Lab: The Group-Decision Making Lab
Advisor: R. Scott Tindale, Ph.D.
Office: Coffey Hall LL05
My research primarily focuses on issues of information processing, social influence, and morality in individual and group decision making. For example, some of my research has focused on how group members share certain representations of a task (or certain cognitive processes/heuristics activated by the task) and how these shared representations impact group decisions, performance, and intragroup processes, particularly in terms of ethical decision-making and moral reasoning. In another line of research, I am investigating the mediational role of group norms on cognitive processing styles. Specifically, I am interested in how norms that enhance or protect a particular group may lead to more dogmatic (versus open-minded) cognition and how this may influence subsequent cooperation.
Masters Thesis Title
Group-level differences of moral foundations
Masters Thesis Abstract

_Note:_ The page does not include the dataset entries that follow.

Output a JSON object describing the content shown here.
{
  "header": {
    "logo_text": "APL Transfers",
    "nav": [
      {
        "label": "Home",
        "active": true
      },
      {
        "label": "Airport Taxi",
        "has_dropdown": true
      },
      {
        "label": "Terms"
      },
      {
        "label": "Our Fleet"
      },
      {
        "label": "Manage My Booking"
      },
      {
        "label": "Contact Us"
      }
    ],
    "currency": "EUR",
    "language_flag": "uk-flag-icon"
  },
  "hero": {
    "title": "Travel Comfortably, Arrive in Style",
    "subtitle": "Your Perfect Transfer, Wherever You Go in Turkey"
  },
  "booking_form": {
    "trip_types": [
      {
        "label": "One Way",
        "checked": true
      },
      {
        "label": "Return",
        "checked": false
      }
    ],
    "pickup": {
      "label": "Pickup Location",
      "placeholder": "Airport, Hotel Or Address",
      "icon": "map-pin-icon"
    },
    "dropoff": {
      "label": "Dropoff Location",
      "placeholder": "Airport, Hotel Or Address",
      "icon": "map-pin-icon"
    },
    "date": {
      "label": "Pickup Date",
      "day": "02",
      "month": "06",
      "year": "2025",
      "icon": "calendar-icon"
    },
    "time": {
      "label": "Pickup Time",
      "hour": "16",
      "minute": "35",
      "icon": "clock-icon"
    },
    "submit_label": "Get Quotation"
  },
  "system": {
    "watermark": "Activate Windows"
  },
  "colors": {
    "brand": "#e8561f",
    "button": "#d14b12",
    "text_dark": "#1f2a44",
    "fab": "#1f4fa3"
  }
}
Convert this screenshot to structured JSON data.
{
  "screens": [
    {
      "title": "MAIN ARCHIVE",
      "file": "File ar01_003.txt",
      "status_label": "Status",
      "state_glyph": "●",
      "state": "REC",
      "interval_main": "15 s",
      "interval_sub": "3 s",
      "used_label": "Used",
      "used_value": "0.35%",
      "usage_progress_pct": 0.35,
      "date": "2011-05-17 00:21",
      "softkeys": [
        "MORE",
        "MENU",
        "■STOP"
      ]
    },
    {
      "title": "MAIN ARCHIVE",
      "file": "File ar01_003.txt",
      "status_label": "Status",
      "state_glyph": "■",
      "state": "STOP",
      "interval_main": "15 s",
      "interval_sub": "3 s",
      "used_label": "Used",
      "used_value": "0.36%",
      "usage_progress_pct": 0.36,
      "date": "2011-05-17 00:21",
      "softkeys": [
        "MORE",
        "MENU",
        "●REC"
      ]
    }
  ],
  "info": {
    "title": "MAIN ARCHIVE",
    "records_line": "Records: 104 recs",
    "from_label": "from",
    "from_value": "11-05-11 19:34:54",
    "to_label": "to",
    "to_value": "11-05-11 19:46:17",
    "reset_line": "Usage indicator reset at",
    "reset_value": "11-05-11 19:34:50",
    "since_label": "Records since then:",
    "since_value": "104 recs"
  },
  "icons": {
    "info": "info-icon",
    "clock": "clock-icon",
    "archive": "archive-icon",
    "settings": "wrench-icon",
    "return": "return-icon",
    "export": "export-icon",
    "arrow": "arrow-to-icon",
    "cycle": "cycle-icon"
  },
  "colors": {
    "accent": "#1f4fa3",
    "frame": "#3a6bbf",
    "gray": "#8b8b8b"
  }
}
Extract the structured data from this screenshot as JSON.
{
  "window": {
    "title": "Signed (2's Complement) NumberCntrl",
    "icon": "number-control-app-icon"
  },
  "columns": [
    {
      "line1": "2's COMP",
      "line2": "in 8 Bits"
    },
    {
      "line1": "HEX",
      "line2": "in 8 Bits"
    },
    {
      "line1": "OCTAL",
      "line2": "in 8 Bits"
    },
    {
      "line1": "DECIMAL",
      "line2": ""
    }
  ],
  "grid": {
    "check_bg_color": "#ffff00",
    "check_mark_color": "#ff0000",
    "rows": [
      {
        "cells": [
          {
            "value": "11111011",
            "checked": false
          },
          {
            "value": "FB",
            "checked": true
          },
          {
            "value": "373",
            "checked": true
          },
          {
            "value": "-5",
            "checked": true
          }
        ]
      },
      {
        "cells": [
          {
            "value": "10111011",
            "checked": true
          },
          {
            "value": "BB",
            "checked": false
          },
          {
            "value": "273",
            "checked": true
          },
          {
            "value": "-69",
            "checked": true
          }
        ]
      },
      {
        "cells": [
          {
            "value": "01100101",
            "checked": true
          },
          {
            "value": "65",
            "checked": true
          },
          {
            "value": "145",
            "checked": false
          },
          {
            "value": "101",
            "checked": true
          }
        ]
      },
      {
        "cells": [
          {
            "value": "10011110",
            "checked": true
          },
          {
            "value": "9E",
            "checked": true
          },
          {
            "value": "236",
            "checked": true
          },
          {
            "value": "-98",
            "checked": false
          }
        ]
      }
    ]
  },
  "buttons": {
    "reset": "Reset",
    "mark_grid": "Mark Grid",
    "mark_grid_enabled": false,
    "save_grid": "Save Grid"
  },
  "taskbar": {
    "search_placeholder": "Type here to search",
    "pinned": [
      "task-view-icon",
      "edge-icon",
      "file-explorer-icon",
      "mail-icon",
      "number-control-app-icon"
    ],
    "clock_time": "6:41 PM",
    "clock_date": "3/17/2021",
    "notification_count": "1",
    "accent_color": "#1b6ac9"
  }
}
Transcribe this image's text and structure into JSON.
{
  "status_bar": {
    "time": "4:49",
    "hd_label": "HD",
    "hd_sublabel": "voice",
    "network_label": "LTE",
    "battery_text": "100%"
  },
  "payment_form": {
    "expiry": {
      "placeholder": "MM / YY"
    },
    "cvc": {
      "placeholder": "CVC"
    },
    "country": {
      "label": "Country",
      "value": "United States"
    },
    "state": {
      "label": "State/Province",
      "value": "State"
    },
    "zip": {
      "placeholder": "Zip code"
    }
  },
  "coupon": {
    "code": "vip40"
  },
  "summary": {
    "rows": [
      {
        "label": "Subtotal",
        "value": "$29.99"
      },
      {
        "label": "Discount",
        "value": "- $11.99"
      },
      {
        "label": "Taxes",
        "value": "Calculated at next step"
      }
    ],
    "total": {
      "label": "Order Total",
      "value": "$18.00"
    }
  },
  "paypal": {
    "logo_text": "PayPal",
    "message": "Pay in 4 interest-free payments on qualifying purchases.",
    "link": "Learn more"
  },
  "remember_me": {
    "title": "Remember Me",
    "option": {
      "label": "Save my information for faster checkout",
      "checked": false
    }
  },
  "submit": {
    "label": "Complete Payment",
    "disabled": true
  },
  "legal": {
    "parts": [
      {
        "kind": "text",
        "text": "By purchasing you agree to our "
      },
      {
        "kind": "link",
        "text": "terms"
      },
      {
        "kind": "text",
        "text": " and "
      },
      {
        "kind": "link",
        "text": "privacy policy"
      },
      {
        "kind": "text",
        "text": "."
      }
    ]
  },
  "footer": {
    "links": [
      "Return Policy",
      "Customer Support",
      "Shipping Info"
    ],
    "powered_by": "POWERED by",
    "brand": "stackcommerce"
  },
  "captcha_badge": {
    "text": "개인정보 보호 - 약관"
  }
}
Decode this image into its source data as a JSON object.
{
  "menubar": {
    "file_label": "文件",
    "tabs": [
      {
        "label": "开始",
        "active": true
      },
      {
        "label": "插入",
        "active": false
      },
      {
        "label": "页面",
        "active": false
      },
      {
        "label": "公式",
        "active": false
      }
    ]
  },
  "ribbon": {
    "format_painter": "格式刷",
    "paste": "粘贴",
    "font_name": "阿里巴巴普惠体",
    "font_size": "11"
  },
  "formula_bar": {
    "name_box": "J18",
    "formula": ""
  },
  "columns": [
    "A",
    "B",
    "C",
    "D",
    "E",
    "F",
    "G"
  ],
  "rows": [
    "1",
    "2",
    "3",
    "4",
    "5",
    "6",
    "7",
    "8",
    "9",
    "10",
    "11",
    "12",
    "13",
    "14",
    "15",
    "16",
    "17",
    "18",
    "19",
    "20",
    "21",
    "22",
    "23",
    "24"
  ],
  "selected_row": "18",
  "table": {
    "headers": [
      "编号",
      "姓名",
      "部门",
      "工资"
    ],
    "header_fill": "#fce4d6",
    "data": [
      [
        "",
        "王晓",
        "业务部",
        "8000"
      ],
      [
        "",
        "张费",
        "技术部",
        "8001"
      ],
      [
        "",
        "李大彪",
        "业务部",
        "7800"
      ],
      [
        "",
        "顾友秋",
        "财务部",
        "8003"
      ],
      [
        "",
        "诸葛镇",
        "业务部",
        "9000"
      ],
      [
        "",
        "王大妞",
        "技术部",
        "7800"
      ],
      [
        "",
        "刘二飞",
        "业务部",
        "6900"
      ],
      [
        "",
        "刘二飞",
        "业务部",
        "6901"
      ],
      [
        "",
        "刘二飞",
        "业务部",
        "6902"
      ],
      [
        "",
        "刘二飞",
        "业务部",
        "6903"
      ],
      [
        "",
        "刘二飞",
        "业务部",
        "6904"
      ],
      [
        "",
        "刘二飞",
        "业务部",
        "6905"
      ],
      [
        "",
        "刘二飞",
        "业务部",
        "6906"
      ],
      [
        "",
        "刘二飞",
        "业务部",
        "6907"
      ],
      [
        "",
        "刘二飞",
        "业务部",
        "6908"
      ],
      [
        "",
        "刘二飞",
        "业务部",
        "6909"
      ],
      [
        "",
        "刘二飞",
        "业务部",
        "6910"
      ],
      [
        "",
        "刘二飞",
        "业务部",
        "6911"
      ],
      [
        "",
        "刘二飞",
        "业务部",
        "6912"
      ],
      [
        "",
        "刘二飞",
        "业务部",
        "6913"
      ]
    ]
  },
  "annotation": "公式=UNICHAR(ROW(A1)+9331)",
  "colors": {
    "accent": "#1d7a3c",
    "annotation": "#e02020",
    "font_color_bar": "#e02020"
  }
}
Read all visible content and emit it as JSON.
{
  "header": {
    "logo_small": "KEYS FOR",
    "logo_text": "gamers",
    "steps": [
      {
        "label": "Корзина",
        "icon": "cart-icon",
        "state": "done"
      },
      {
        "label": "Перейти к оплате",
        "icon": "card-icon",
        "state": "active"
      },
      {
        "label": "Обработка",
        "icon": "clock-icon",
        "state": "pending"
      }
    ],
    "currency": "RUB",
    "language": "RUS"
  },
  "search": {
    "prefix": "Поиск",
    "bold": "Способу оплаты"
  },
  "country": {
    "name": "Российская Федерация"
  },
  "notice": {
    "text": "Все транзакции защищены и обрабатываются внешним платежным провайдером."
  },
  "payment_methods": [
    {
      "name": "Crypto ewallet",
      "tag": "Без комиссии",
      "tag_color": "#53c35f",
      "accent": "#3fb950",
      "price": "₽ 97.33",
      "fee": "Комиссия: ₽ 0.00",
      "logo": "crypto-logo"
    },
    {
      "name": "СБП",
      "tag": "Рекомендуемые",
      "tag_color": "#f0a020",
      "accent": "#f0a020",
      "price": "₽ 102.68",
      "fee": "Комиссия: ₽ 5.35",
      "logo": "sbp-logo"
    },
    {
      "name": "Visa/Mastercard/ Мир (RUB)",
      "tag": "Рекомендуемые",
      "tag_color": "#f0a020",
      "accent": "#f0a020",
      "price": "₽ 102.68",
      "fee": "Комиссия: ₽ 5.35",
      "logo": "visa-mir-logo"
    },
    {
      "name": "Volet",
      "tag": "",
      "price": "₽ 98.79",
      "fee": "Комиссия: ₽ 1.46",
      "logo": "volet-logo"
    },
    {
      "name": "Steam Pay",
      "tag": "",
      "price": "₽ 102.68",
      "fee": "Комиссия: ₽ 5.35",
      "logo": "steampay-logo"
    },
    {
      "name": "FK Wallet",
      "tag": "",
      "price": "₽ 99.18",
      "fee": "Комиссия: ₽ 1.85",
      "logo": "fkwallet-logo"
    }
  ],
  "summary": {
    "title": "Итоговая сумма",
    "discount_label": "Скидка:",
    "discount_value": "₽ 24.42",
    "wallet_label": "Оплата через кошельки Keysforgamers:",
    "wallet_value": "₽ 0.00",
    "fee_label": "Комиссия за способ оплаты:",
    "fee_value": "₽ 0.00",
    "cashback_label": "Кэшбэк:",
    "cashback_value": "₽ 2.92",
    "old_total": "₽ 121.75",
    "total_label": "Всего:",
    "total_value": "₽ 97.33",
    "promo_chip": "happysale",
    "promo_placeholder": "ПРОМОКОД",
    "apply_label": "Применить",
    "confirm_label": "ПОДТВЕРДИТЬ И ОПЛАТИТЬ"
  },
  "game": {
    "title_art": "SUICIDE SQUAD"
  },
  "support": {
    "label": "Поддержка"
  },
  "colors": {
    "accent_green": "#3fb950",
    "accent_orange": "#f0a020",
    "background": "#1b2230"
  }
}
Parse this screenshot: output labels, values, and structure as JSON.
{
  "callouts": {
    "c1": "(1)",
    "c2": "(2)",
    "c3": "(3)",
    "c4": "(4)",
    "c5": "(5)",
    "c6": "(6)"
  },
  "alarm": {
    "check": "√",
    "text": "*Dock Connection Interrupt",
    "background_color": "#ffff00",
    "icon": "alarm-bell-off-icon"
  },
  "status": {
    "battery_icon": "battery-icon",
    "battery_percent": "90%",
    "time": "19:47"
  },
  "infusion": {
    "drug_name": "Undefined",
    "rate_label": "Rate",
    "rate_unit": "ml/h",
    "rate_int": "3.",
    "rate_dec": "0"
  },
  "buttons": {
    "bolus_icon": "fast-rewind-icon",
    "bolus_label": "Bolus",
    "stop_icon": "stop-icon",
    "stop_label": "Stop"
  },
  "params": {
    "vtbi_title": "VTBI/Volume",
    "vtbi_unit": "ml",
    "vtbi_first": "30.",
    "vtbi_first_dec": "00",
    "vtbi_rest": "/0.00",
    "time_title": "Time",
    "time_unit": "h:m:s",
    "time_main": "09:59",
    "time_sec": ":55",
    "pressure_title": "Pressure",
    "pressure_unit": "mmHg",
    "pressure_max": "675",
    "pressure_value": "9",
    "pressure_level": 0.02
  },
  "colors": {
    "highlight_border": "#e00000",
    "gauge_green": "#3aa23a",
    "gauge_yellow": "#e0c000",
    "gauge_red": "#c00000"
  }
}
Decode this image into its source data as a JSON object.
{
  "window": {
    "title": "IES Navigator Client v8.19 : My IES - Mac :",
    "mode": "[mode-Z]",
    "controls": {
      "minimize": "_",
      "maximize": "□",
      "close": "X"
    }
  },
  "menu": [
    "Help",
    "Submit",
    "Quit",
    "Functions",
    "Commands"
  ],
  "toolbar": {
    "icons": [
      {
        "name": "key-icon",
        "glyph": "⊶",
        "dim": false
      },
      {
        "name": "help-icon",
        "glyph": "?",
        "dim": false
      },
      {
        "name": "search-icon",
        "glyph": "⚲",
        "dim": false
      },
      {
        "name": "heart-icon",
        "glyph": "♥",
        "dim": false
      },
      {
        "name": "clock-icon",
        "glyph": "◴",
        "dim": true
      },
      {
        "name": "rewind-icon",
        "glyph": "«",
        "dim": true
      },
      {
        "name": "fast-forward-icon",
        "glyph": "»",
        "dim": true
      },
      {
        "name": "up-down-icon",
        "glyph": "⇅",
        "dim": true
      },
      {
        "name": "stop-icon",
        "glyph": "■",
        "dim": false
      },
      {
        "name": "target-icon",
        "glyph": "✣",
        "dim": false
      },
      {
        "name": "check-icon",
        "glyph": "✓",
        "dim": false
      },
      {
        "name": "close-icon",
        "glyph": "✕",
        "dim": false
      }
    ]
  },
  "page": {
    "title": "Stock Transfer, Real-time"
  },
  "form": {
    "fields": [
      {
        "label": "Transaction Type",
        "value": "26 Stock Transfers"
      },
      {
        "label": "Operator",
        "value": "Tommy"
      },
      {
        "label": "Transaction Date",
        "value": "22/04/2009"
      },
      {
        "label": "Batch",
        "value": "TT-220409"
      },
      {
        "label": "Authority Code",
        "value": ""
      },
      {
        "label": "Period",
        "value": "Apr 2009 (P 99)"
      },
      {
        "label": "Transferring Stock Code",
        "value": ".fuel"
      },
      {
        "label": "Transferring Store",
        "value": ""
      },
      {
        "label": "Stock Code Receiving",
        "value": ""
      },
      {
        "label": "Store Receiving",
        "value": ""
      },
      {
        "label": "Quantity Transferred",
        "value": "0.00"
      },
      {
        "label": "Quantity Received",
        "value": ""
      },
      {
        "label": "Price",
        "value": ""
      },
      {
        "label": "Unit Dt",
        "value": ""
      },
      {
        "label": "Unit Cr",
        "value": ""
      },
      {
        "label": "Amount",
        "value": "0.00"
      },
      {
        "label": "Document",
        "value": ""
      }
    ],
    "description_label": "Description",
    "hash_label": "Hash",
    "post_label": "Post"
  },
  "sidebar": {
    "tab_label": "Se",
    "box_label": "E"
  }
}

Previous research has started to map the moral domain for individual actors. In particular, Haidt and colleagues (Haidt, 2007, 2008; Haidt & Graham, 2007; Haidt & Joseph, 2004) have extended the moral domain beyond the traditional notions of justice and rights concerns. From this line of research, moral foundations theory emerged, which holds moral intuitions derive from innate psychological mechanisms that co-evolved with cultural institutions and practices. However, to date, there has not been a systematic demonstration of how these moral foundations operate within intergroup settings. Janoff-Bulman and Carnes (2013) have proposed a comprehensive model of the moral landscape that includes a group component; however, this model has received some criticism (e.g., Graham, 2013). The current study examined how moral foundations operate from a group perspective. Moreover, potential outgroup moderators of moral foundations were examined. Participants were placed into one of two conditions in which they rated the extent to which various concerns were relevant when making moral judgments about their ingroup and various outgroups. Two sets of three different outgroups conforming to the various quadrants of the stereotype content model were used. Results showed significant differences for the harm, fairness, and loyalty foundations between ingroups and outgroups. Moreover, the type of outgroup significantly influenced moral foundations scores. Taken together, these findings demonstrate the importance of considering moral foundations at the group level.
Masters Thesis Committee
R. Scott Tindale & Jeffrey Huntsinger